    O’Brien SJ, Neves MC, Arnoczky SP, Rozbruck SR, Dicarlo EF, Warren RF, Schwartz R, Wickiewicz TL (1989) The anatomy and histology of the inferior glenohumeral ligament complex of the shoulder. Am J Sports Med 18:449–456CrossRefGoogle Scholar
  26. 26.
    Pan W-J, Teo Y-S, Chang H-C, Chong K-C, Karim SA (2008) The relationship of the lateral cord of the brachial plexus to the coracoid process during arthroscopic coracoid surgery: a dynamic cadaveric study. Am J Sports Med 36:1998–2001CrossRefGoogle Scholar
  27. 27.
    Raffo CS, Pizzarello P, Richmond JC, Pathare N (2008) A reproducible landmark for the tibial tunnel origin in anterior cruciate ligament reconstruction: avoiding a vertical graft in the coronal plane. Arthroscopy 24:843–845CrossRefGoogle Scholar
  28. 28.
    Rue J-PH, Ghodadra N, Bach BR (2008) Femoral tunnel placement in single-bundle anterior cruciate ligament reconstruction: a cadaveric study relating transtibial lateralized femoral tunnel position to the anteromedial and posterolateral bundle femoral origins of the anterior cruciate ligament. Am J Sports Med 36:73–79CrossRefGoogle Scholar
  29. 29.
    Saito H, Itoi E, Sugaya H, Minagawa H, Yamamoto N, Tuoheti Y (2005) Location of the glenoid defect in shoulders with recurrent anterior dislocation. Am J Sports Med 33:889–893CrossRefGoogle Scholar
  30. 30.
    Tibone J (2016) Editorial commentary: not for the faint of heart: the arthroscopic Latarjet procedure, a North American experience. Arthroscopy 32:1971–1972CrossRefGoogle Scholar
  31. 31.
    Yung SW, Lazarus MD, Harryman DT (1996) Practical guidelines to safe surgery about the subscapularis. J Shoulder Elbows Surg 5:467–470CrossRefGoogle Scholar

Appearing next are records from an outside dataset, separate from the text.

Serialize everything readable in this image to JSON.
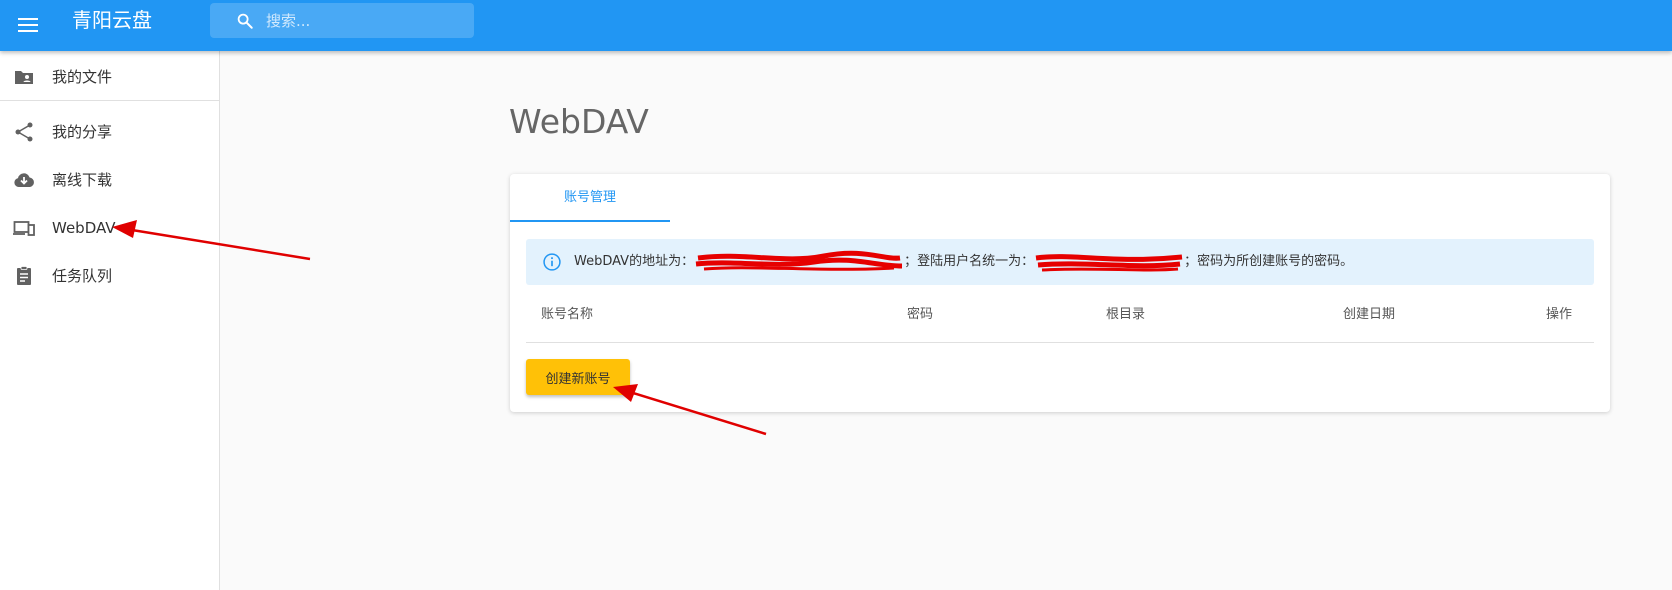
{
  "app": {
    "title": "青阳云盘"
  },
  "search": {
    "placeholder": "搜索..."
  },
  "sidebar": {
    "items": [
      {
        "label": "我的文件",
        "icon": "folder-account-icon"
      },
      {
        "label": "我的分享",
        "icon": "share-icon"
      },
      {
        "label": "离线下载",
        "icon": "cloud-download-icon"
      },
      {
        "label": "WebDAV",
        "icon": "devices-icon"
      },
      {
        "label": "任务队列",
        "icon": "clipboard-list-icon"
      }
    ]
  },
  "page": {
    "title": "WebDAV"
  },
  "tabs": [
    {
      "label": "账号管理",
      "active": true
    }
  ],
  "alert": {
    "prefix": "WebDAV的地址为：",
    "mid": "；登陆用户名统一为：",
    "suffix": "；密码为所创建账号的密码。"
  },
  "table": {
    "headers": [
      "账号名称",
      "密码",
      "根目录",
      "创建日期",
      "操作"
    ]
  },
  "actions": {
    "create_label": "创建新账号"
  },
  "colors": {
    "primary": "#2196f3",
    "accent": "#ffc107",
    "info_bg": "#e3f2fd",
    "annotation": "#e00000"
  }
}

Copyright information

© European Society of Sports Traumatology, Knee Surgery, Arthroscopy (ESSKA) 2019

Authors and Affiliations

  1. 1.Department of Orthopaedic SurgeryUniversity of MinnesotaMinneapolisUSA

Personalised recommendations